1690s, "to set in opposition with a view to show the differences; to stand in opposition or contrast; to set off (each other) by contrast," from French contraster (Old French contrester), modified by or from Italian contrastare "stand out against, strive, contend," from Vulgar Latin *contrastare "to stand opposed to, withstand," from Latin contra "against" (see contra) + stare "to stand," from PIE root *sta- "to stand, make or be firm."

Middle English had contrest "to fight against, to withstand," which became extinct. The modern word is a 17c. re-introduction as a term in fine arts, on the notion of "to exhibit differences or heighten effect by opposition of position, form, color, etc." Related: Contrasted; contrasting; contrastive.

contravene (v.)

1560s, of persons, "to transgress," from French contravenir "to transgress, decline, depart," from Late Latin contravenire "to come against, oppose," in Medieval Latin "to transgress, break (a law)," from Latin contra "against" (see contra (prep., adv.)) + venire "to come" (from PIE root *gwa- "to go, come"). Of actions or things, "come or be in conflict with," 1660s. Related: Contravened; contravening.

contretemps (n.)

1680s, "a blunder in fencing," from French contre-temps "motion out of time, unfortunate accident, bad times" (16c.), from contre, an occasional, obsolete variant of contra (prep.) "against" (from Latin contra "against;" see contra (prep., adv.)) + tempus "time" (see temporal).

Meaning "an unfortunate accident, an unexpected or embarrassing event" is from 1802; as "a dispute, disagreement," from 1961. It also was used as a ballet term (1706).

control (v.)

early 15c., countrollen, "to check the accuracy of, verify; to regulate," from Anglo-French contreroller "exert authority," from Medieval Latin contrarotulus "a counter, register," from Latin contra "against" (see contra) + rotulus, diminutive of rota "wheel" (see roll (n.)). The word apparently comes from a medieval method of checking accounts by a duplicate register.

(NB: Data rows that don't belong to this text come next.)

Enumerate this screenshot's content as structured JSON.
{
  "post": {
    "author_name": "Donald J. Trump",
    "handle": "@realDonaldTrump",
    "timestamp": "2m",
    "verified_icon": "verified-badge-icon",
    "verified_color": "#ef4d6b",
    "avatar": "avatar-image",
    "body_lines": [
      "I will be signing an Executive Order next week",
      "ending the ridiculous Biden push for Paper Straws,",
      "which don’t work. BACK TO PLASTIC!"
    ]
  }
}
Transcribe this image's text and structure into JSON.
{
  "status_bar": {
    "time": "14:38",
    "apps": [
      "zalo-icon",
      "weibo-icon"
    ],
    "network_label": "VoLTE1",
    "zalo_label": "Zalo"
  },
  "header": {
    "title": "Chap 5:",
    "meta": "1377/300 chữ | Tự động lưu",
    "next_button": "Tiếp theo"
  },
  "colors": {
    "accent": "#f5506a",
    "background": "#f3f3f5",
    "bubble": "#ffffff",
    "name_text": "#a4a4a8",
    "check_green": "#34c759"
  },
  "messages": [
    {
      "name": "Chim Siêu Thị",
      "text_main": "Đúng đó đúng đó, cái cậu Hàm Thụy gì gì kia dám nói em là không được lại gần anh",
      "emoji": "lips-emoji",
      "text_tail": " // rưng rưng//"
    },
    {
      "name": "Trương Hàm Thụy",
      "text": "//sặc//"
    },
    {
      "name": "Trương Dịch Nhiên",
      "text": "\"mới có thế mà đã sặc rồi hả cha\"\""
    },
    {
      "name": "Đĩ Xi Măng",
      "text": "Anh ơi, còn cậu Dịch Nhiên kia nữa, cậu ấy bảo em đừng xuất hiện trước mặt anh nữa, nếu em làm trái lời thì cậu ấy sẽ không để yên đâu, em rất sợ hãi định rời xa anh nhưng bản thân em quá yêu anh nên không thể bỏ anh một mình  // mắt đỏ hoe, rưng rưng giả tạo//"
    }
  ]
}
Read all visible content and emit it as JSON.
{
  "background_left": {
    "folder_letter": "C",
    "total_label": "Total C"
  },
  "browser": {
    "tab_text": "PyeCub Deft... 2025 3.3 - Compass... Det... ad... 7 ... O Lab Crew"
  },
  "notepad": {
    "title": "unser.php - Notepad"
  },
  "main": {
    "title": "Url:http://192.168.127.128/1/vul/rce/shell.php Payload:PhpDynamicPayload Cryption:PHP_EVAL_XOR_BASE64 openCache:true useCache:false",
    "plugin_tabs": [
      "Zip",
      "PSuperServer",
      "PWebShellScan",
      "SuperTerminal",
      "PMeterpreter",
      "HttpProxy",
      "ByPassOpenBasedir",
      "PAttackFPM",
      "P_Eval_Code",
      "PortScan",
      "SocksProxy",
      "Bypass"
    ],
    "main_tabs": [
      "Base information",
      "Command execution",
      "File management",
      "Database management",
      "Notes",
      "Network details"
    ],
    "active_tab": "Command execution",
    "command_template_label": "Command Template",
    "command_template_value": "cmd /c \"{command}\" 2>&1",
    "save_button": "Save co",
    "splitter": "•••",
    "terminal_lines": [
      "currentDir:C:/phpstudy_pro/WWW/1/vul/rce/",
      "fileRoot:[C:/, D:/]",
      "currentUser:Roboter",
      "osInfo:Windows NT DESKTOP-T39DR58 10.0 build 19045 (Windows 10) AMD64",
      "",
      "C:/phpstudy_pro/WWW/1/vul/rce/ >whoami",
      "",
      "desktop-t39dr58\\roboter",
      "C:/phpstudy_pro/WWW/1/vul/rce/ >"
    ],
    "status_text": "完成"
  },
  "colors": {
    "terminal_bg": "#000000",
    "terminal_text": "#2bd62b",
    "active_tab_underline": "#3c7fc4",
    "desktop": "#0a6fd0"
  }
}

Un contrerollour qui doit contre roller au tresorere de la garderobe toutz lez receitez. [Household ordinances of Edward II, c. 1310]

Sense of "dominate, direct, exercise control over" is from mid-15c. Related: Controlled; controlling. Control group in scientific experiments is attested from 1952 (from a sense of control attested since 1875).

controversy (n.)

"disputation, debate, prolonged agitation of contrary opinions," late 14c., from Old French controversie "quarrel, disagreement" or directly from Latin controversia "a turning against; contention, quarrel, dispute," from controversus "turned in an opposite direction, disputed, turned against," from contra "against" (see contra (prep., adv.)) + versus "turned toward or against," past participle of vertere "to turn" (from PIE root *wer- (2) "to turn, bend").

counter (adv.)

"contrary, in opposition, in an opposite direction," mid-15c., from counter- or from Anglo-French and Old French contre "against," both ultimately from Latin contra (see contra (prep., adv.)). As a preposition, "contrary to, opposite, against," mid-15c.

counter- 

word-forming element used in English from c. 1300 and meaning "against, in opposition; in return; corresponding," from Anglo-French countre-, French contre-, from Latin contra "opposite, contrary to, against, in return," also used as a prefix (see contra (prep., adv.)). A doublet of contra-. In some cases it probably represents a purely English use of counter (adv.).

Page 2